The Lurching Kansas City Star Editorial “Board”

From a long-time observer of Missouri politics and media:

In the dizzying crush of last-minute campaigning, one of Missouri’s most significant cultural and political changes has been little noted but was more evident than ever over the weekend: The rightward lurch of The Kansas City Star editorial board under Publisher Tony Berg.

The Star endorsed Roy Blunt, along with Jay Ashcroft, Eric Schmitt and Josh Hawley. This rightward lurch in editorial opinion would have been unthinkable just a few weeks ago. But The Star editorial board has been physically emptied by layoffs, firings and resignations. The Star does not even have an editorial page editor, much less any full-time staff editorial writers, in the closing stretch of one of the most consequential elections of our lifetimes. The liberals have been purged and a freelancing conservative has stepped in to ghost-write Star editorials.

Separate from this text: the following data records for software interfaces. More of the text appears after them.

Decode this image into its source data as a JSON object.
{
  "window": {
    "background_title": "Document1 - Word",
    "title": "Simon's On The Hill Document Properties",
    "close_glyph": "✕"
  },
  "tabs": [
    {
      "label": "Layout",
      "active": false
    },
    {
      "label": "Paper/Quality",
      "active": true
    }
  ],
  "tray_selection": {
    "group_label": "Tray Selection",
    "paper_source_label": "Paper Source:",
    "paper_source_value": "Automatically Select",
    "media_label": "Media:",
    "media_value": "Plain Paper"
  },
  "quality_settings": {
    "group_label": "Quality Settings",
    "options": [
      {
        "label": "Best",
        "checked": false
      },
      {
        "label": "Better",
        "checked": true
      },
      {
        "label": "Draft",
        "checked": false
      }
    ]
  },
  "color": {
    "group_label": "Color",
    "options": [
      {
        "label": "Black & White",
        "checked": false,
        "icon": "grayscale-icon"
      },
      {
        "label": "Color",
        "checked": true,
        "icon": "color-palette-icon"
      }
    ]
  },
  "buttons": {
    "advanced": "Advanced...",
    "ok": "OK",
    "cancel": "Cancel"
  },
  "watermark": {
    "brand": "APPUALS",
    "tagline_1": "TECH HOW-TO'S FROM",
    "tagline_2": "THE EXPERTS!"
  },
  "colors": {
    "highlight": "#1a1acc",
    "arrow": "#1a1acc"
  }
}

In March, The Star cut the jobs of Editorial Page Editor Steve Paul and veteran editorial writer and columnist Barb Shelly. The Star’s Public Editor, a watchdog on the paper’s content, exited his job several months ago and has not been replaced. Then, on Sept. 28, The Star canned Yael T. Abouhalkah, prompting The Pitch to quip: “His firing was good news for just one person, Kansas Gov. Sam Brownback.” 

That left one man standing on a once-powerful editorial page long interwoven with Kansas City’s history, Lewis Diuguid.  But Diuguid announced hours after Abouhalkah’s sacking became public that he would step down on Oct. 7, the same day Abouhalkah departed. Duiguid’s last Star editorial column Oct. 7 encouraged disregarding Donald Trump’s bigotry and celebrating ethnic diversity.

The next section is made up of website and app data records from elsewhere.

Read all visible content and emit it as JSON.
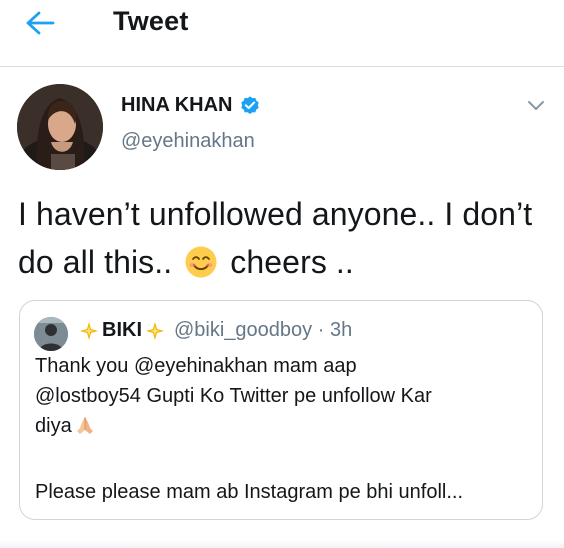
{
  "header": {
    "title": "Tweet",
    "back_icon": "arrow-left-icon"
  },
  "colors": {
    "accent": "#1da1f2",
    "text": "#14171a",
    "muted": "#657786",
    "border": "#ccd6dd"
  },
  "tweet": {
    "author_name": "HINA KHAN",
    "author_handle": "@eyehinakhan",
    "verified": true,
    "text_part1": "I haven’t unfollowed anyone.. I don’t do all this..",
    "text_part2": "cheers ..",
    "emoji": "smiling-face-icon"
  },
  "quote": {
    "name": "BIKI",
    "handle_time": "@biki_goodboy · 3h",
    "line1": "Thank you @eyehinakhan mam aap",
    "line2": "@lostboy54 Gupti Ko Twitter pe unfollow Kar",
    "line3": "diya",
    "line4": "Please please mam ab Instagram pe bhi unfoll..."
  }
}
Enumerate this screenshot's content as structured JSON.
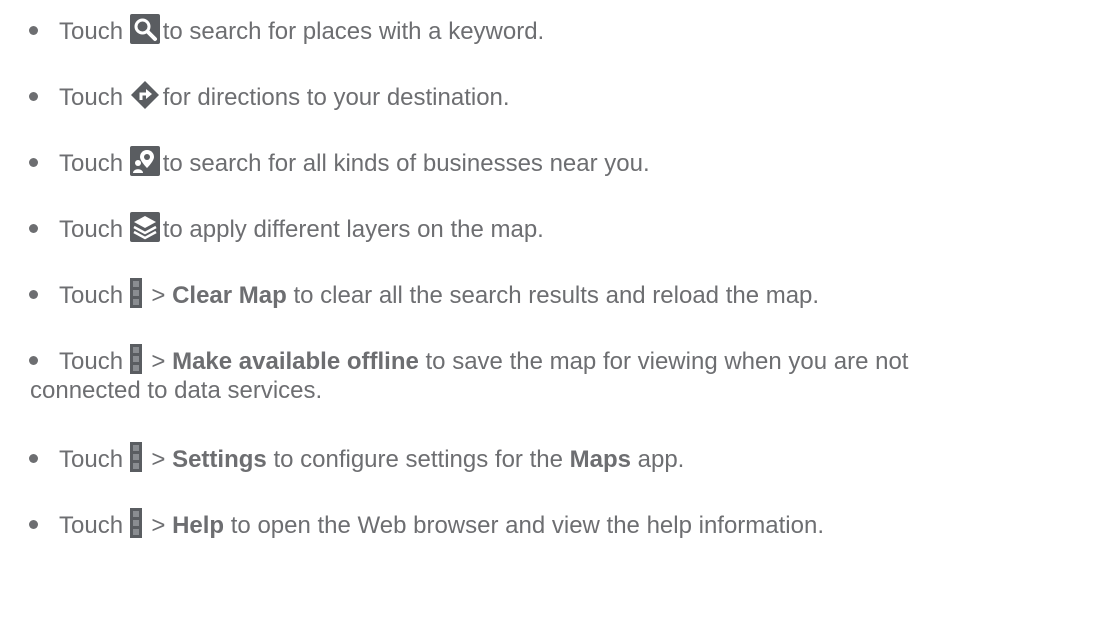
{
  "items": [
    {
      "pre": "Touch",
      "icon": "search-icon",
      "post": "to search for places with a keyword."
    },
    {
      "pre": "Touch",
      "icon": "directions-icon",
      "post": "for directions to your destination."
    },
    {
      "pre": "Touch",
      "icon": "local-places-icon",
      "post": "to search for all kinds of businesses near you."
    },
    {
      "pre": "Touch",
      "icon": "layers-icon",
      "post": "to apply different layers on the map."
    },
    {
      "pre": "Touch",
      "icon": "menu-icon",
      "sep": ">",
      "bold": "Clear Map",
      "post": "to clear all the search results and reload the map."
    },
    {
      "pre": "Touch",
      "icon": "menu-icon",
      "sep": ">",
      "bold": "Make available offline",
      "post": "to save the map for viewing when you are not",
      "post2": "connected to data services."
    },
    {
      "pre": "Touch",
      "icon": "menu-icon",
      "sep": ">",
      "bold": "Settings",
      "post": "to configure settings for the",
      "bold2": "Maps",
      "post3": "app."
    },
    {
      "pre": "Touch",
      "icon": "menu-icon",
      "sep": ">",
      "bold": "Help",
      "post": "to open the Web browser and view the help information."
    }
  ]
}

That left Star Publisher Berg as the only member of his newspaper’s once-robust editorial board. KCUR Radio reported: “Berg has made it known that he’s looking to take the editorial page in a more conservative direction, which may have left little room for Abouhalkah and Diuguid, both liberals.” As was Shelly – who, like Abouhalkah, took her commentary about the 2016 and the state of The Star onto Facebook, Twitter and blogs.

Faced with an empty editorial board, Berg hired a freelancer to lay out The Star’s endorsements. Not just any freelancer – the Star’s editorial freelancer is Rich Hood, a Republican who once led The Star editorial page until he lost that high-paid job in a 2001 Star cutback. One of Hood’s heroes is former Senator John Ashcroft, whose son The Star has just editorially embraced for secretary of state. Hood’s editorial also dissed home-grown KC area Democratic candidates Jason Kander vs Blunt and Teresa Hensley vs Hawley. The latest GOP endorsements have Hood’s heavy Republican handprints, as his conservative voice was empowered by Berg just in time to help out Blunt, Ashcroft, Hawley and Schmitt.

This weekend, Shelly excoriated Berg for editorial endorsements exemplifying the rightward swing. And Shelly noted on Facebook: “… if you think the Star’s endorsement of Roy Blunt sounds like a press release, you could be right. Word is the ‘editorial board’ invited both campaigns to send a one-page summary of why they deserve the endorsement, and pretty much regurgitated Blunt’s.”

The Pitch called The Star editorial page “a local resource willing itself limp,” adding: “Incoming editorial-board VP Colleen McCain Nelson won’t arrive until well after the election, which she’s covering for The Wall Street Journal. Who knows how much time she’ll require to establish her own presence and staff up?” The Pitch continued that The Star’s Berg has “picked this odd moment to yank out what’s left of the paper’s spine,” citing a post-presidential debate editorial that “doesn’t read like a careful turn rightward or to some imagined center.”

Wrote Barb Shelly of the weekend endorsements: “I doubt if Berg knows enough to understand that he has now placed this new editor and whomever else is hired to write opinion — if anyone — on the side of the NRA, voter suppression, discrimination against gays, repression of women and the interests of corporate greed over working and striving Americans.”

Interestingly, Colleen Nelson was a co-winner of the 2010 Pulitzer Prize for editorial writing with her then-Dallas Morning News colleague Todd Robberson. This year, Robberson was named editorial page editor of the St. Louis Post-Dispatch. With the P-D’s unprecedented editorial flip-flopping of positions this year in regard to tobacco taxes, and The Star’s rightward lurch, both major newspaper editorial pages are in wobbly, understaffed and exhausted states. There are now weathered husks of amorphous opinion where once-brilliant writers held forth at 1729 Grand Boulevard in Kansas City and 900 North Tucker Boulevard in St. Louis. Do they even matter anymore?